*Dataset:*

········

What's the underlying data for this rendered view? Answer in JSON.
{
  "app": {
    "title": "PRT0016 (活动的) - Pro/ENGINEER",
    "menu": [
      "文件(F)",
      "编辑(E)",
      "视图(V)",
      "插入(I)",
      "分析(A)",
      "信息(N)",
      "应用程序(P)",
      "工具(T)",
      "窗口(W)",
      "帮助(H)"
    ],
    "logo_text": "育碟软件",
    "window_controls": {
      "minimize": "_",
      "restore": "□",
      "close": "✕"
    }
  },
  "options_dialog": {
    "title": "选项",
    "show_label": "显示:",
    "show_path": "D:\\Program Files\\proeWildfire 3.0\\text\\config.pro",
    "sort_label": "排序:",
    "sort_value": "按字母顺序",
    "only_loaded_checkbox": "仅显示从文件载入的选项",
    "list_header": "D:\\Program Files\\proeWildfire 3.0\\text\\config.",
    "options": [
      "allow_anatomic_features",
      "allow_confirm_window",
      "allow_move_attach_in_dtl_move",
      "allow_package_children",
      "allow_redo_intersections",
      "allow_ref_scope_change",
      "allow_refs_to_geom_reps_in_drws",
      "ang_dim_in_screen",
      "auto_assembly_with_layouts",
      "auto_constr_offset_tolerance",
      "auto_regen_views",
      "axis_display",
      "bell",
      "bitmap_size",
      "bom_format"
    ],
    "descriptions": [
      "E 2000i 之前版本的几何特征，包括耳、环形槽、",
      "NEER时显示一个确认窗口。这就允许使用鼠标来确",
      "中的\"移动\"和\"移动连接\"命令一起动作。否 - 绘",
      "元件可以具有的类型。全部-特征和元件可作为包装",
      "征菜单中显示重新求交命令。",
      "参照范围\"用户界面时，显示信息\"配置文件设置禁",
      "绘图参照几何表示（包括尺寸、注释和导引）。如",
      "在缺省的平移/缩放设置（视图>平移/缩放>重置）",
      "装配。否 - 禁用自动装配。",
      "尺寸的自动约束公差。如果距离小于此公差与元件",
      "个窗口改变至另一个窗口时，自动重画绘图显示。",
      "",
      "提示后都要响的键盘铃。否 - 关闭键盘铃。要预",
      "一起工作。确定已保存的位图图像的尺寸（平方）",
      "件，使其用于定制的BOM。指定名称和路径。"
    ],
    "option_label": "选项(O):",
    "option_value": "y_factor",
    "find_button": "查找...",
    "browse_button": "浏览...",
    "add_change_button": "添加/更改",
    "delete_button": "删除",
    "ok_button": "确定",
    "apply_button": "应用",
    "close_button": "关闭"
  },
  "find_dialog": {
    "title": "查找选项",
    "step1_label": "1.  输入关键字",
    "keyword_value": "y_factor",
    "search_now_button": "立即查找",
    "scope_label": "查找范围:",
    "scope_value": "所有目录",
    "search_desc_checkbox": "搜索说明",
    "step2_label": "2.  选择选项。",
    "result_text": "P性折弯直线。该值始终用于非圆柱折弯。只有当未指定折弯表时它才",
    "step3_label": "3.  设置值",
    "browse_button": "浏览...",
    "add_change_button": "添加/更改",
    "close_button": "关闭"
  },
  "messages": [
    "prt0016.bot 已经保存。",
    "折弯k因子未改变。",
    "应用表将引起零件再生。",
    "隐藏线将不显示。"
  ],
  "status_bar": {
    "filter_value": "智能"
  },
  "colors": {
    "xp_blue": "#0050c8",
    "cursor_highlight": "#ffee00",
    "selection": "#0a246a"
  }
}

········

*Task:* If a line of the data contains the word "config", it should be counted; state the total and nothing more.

*Expected output:* 2